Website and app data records
[Start of section]
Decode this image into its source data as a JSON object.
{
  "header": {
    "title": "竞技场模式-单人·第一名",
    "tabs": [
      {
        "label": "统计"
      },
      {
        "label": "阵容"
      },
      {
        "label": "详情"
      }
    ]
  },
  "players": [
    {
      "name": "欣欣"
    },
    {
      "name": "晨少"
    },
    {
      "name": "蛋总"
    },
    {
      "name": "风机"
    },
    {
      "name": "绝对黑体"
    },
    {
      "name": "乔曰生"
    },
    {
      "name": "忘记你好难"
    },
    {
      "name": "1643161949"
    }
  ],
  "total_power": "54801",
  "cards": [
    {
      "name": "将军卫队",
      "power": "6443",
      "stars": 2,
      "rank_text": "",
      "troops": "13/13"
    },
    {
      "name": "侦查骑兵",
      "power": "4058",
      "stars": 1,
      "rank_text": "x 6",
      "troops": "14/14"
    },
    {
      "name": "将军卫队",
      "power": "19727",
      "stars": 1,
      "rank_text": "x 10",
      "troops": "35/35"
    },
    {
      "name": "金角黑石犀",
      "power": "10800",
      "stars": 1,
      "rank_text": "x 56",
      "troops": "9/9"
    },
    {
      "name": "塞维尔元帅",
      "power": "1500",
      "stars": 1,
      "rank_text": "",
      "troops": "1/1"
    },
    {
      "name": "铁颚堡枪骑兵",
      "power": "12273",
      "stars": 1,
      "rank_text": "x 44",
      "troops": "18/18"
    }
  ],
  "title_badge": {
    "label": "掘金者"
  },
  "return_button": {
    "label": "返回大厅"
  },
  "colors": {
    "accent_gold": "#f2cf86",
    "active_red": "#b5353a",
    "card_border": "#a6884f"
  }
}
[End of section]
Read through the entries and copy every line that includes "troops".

      "troops": "13/13"
      "troops": "14/14"
      "troops": "35/35"
      "troops": "9/9"
      "troops": "1/1"
      "troops": "18/18"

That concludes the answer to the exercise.